The collection at Hennepin History Museum has several bottles once used by the Gluek Brewing Company. Gluek Brewing was one of the first manufacturing companies in the region. In fact, it was established before the State of Minnesota even existed. In 1857, German immigrant Gottlieb Gluek founded his company utilizing brewing techniques from his native country. This was ten years before Minneapolis was incorporated as a city and one year before Minnesota became the thirty-second state.

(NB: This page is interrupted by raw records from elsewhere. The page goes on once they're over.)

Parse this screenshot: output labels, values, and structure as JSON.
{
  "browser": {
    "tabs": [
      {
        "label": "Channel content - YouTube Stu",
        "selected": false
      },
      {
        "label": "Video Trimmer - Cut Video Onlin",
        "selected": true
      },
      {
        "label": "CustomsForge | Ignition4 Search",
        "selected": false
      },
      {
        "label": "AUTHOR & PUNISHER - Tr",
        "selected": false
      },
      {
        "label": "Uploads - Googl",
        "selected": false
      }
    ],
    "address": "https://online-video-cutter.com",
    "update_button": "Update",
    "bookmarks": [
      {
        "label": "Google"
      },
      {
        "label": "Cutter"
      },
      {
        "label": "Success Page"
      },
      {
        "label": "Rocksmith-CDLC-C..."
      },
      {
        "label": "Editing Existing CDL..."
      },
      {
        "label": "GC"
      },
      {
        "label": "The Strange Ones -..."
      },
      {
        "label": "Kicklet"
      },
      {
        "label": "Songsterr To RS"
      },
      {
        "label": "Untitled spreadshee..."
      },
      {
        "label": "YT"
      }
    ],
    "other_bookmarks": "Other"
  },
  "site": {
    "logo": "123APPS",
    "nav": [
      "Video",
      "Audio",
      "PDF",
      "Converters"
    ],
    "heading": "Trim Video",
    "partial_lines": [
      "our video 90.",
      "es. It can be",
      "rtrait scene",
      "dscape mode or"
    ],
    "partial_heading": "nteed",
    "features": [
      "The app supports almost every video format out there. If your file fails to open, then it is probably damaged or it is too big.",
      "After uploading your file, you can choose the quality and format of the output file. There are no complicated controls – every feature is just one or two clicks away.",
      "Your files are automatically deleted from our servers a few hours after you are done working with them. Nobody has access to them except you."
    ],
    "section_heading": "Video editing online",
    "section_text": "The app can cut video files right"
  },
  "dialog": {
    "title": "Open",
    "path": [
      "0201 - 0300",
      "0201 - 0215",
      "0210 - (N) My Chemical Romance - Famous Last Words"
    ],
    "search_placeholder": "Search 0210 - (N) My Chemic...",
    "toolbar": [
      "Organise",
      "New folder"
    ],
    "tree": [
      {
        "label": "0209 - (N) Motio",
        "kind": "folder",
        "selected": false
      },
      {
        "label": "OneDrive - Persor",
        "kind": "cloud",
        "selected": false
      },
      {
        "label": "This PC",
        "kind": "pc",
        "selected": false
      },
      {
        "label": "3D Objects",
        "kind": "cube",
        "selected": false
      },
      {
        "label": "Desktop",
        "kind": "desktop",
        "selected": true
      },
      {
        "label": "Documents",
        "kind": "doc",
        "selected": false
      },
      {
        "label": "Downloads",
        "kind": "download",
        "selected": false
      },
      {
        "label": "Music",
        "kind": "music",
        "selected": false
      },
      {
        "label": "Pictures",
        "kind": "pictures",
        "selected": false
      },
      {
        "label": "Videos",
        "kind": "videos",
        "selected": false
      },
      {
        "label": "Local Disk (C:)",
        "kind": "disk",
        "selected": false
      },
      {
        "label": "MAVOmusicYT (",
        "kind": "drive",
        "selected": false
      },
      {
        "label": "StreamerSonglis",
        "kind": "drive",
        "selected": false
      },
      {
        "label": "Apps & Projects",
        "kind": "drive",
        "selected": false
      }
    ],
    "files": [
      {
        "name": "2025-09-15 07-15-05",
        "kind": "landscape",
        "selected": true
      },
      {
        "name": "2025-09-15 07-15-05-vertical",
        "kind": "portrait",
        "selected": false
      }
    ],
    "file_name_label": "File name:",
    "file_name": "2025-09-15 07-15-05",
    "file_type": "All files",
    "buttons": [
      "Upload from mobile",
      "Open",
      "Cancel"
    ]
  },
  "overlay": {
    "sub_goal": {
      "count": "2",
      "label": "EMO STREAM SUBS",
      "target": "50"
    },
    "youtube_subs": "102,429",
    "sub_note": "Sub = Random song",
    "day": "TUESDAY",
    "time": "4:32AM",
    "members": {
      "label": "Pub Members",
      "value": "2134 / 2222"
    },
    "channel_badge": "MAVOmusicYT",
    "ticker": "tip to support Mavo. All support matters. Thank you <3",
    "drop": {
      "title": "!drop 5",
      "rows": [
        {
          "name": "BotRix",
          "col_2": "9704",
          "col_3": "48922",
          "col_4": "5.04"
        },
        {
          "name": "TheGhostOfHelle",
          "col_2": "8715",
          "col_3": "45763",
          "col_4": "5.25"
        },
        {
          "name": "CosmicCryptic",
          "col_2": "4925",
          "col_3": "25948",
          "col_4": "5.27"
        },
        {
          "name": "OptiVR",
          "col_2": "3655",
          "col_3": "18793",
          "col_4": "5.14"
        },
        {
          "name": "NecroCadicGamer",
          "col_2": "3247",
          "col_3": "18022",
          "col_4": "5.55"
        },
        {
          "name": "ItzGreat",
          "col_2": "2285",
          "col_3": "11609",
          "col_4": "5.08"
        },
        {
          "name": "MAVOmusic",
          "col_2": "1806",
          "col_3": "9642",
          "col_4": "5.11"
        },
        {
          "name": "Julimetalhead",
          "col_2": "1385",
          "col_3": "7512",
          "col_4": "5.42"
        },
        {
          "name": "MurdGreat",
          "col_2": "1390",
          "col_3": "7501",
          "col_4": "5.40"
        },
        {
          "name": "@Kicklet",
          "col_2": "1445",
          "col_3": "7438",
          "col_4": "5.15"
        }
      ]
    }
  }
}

Gottlieb immigrated to this area in 1855. Two years later he established his brewery in Northeast Minneapolis on the Mississippi River. Gottlieb brewed his beer using the highest quality barley, and he imported special hops from Czechoslovakia. He also passed on his skills a master brewer to his sons and grandsons. Among other accomplishments, the brewery was the first to patent their malt liquor in the United States. Additionally, during World War II Gluek Brewing was one of only three breweries to supply beer to the U.S. Army.
Gluek Brewing Company eventually closed its doors in 1964, with the rights to Gluek’s beer sold to a competitor. At the time it had been Minneapolis’ oldest continuous business operation. Although the brewery is long gone, the Gluek name is still associated with beer in Minneapolis. Gluek’s Restaurant and Bar can be still be found in downtown. It was originally founded in 1902 and then was forced to closed due to prohibition. After at the stroke of midnight on the day prohibition was repealed in 1933, Gluek’s opened their doors again to thirsty Minneapolitans. Today Gluek’s holds the honor of being the oldest restaurant in Minneapolis.
Written by Alyssa Thiede
Hastings, Tom. “Gluek Brewing Company Celebrates 75th Anniversary,” The Minneapolis Star, November 15, 1932. Star Tribune Archive.
Rayno, Amelia. “A 160-year-old Minnesota Beer is Coming Back to Life on Friday,” Star Tribune, May 25, 2017. Star Tribune Archive.
“Three Generations of Brewers in Gluek Family,” The Minneapolis Tribune, July 20, 1936. Star Tribune Archive.
This publication was made possible in part by the people of Minnesota through a grant funded by an appropriation to the Minnesota Historical Society from the Minnesota Arts and Cultural Heritage Fund. Any views, findings, opinions, conclusions or recommendations expressed in this publication are those of the authors and do not necessarily represent those of the State of Minnesota, the Minnesota Historical Society, or the Minnesota Historic Resources Advisory Committee.